Track listing: Introduction; Oh Lady Be Good; Jerry Talks About His Days with Benny Goodman; Stompin’ at the Savoy; I Can’t Get Started; Muskrat Ramble; Tin Roof Blues; Rosetta; Jerry Talks About Goodman Again; Sweet Georgia Brown; Pennies from Heaven; East of the Sun; Eddie Higgins Dialogue; St. Louis Blues Boogie; In a Mellow Tone (76:26).
Jerry Jerome, tenor saxophone; Davey Jones, trumpet; John Allred, trombone; Eddie Higgins, piano; Phil Flanigan, bass; Ed Metz Jr., drums.
Contact: Jazz Hour Records, Box 841408, Pembroke Pines, FL 33084.
Jazz is a creative explosion of individual freedom and communication.
I was first exposed to jazz when I was a kid. My father had a music store.

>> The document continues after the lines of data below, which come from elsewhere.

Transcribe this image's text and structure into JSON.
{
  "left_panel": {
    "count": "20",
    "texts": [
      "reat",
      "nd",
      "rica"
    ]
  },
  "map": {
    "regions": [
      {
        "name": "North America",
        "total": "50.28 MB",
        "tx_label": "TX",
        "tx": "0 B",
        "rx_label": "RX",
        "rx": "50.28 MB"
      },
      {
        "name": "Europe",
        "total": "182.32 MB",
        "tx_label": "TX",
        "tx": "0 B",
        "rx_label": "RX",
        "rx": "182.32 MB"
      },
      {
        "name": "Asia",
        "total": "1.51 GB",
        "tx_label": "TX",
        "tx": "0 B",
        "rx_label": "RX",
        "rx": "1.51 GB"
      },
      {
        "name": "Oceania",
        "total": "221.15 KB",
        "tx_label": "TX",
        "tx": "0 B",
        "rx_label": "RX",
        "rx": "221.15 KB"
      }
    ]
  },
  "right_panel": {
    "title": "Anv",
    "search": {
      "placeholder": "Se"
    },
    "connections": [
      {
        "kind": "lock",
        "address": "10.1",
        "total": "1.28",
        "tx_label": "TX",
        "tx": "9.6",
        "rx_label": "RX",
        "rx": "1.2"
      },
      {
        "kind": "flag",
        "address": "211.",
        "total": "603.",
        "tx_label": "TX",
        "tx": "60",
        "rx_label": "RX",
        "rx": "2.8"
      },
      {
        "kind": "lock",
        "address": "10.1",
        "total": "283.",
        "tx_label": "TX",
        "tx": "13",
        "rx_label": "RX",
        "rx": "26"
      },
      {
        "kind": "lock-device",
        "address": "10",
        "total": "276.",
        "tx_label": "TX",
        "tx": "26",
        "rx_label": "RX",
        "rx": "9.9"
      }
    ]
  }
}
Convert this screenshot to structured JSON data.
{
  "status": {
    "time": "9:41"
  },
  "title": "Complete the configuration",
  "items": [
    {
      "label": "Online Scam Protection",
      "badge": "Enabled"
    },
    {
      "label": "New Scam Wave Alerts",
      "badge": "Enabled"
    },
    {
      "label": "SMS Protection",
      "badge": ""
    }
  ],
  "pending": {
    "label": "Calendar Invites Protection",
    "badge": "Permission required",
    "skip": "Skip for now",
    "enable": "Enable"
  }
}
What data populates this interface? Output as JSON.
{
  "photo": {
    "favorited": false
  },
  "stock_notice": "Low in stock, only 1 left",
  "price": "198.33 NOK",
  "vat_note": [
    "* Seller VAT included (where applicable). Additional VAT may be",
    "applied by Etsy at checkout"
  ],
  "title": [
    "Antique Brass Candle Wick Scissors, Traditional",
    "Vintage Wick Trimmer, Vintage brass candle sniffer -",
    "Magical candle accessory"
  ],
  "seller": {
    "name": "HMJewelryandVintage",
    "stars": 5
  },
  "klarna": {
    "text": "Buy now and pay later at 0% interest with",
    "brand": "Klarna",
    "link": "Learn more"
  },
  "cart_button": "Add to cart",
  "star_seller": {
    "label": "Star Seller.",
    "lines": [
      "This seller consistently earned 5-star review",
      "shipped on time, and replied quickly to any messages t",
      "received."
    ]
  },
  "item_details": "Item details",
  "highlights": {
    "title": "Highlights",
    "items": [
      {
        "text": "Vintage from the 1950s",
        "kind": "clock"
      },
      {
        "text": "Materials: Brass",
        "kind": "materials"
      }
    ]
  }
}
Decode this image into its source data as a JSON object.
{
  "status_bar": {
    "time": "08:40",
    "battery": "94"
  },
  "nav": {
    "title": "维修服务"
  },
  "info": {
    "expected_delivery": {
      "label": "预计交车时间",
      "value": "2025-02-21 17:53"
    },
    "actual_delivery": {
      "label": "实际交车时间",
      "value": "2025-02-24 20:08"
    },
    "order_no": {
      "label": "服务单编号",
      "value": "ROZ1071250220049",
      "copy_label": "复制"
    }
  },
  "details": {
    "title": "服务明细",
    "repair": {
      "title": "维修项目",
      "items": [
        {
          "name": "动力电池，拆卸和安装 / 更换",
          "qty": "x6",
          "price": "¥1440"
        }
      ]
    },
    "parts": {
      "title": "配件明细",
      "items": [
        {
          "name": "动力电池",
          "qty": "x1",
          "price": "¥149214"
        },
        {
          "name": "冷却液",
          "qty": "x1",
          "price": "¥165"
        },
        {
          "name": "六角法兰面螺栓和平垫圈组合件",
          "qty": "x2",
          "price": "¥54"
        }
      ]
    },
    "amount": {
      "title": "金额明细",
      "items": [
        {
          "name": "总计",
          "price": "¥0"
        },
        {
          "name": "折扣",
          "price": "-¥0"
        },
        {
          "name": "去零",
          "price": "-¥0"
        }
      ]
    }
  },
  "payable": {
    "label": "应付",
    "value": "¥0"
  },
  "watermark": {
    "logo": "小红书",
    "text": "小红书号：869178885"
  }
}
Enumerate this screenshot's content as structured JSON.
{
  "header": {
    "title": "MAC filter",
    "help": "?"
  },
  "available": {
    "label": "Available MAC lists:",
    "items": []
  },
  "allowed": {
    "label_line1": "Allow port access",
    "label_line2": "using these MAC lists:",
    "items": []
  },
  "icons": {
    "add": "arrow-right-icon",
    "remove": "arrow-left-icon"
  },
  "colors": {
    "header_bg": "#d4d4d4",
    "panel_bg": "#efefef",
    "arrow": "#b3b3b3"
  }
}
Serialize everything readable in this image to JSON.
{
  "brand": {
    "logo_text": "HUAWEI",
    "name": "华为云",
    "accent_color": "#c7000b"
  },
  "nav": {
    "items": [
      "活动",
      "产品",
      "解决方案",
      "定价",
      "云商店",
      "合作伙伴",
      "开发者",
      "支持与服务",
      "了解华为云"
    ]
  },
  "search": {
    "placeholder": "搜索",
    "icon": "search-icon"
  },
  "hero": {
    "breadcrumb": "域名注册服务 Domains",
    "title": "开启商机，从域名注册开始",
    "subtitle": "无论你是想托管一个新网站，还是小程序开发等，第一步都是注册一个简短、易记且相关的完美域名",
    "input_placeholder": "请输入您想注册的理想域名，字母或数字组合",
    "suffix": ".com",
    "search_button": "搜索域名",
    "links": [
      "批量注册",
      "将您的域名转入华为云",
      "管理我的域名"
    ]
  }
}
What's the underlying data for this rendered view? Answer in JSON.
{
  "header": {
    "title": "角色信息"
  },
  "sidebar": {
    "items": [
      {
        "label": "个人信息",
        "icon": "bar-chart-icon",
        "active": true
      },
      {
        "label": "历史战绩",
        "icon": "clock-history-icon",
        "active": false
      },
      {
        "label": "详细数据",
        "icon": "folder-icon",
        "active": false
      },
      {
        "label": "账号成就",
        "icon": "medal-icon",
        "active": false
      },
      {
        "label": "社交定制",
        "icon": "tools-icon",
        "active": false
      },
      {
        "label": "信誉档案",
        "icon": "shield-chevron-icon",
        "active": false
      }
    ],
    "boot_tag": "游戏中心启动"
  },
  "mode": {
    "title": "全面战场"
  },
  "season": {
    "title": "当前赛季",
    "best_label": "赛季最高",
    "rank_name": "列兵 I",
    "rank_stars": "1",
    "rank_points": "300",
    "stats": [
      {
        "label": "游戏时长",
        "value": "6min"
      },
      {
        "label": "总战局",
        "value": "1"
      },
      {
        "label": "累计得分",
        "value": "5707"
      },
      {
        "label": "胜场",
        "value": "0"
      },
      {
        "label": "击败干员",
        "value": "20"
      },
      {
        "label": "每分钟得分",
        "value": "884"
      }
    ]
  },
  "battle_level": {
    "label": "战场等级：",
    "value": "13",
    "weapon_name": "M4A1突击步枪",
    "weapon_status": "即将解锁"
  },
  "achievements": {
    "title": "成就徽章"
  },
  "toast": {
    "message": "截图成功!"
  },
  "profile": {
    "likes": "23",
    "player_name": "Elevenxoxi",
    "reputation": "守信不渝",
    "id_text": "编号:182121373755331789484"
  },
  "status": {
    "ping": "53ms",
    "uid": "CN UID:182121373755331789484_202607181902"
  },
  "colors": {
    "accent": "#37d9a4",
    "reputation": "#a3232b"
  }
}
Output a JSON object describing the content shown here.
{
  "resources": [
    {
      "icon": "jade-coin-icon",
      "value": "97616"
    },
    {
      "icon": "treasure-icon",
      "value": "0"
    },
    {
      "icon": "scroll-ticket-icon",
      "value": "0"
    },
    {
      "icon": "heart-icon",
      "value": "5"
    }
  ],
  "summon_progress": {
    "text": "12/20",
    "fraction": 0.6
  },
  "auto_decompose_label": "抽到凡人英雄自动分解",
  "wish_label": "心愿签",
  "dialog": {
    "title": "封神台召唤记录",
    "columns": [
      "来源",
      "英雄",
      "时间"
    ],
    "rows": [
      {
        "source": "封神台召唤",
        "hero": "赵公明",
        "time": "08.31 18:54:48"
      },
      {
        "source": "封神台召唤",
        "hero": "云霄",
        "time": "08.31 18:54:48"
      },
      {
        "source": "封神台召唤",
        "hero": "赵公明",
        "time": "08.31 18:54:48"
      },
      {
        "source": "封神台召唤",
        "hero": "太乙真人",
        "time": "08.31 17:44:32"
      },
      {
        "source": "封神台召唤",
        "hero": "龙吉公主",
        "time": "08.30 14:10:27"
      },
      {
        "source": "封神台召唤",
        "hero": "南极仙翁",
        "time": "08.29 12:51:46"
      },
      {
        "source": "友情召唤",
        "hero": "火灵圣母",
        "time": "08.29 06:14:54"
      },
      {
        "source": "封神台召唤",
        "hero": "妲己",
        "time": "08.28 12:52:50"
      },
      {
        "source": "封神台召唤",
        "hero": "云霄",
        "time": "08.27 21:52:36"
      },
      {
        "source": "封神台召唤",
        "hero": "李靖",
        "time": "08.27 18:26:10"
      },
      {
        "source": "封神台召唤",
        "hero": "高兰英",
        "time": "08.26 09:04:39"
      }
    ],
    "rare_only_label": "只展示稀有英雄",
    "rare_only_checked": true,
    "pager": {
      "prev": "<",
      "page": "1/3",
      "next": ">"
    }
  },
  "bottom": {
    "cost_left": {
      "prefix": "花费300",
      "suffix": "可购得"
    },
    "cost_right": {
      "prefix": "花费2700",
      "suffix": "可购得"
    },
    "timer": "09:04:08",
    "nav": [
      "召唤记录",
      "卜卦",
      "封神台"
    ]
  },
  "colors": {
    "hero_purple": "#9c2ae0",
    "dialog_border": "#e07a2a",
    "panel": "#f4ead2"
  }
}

The best live performance I ever attended was Kenny Garrett in Harlem, New York.
The first jazz record I bought was Saxophone Colossus by Sonny Rollins.
My advice to new listeners is keep listening!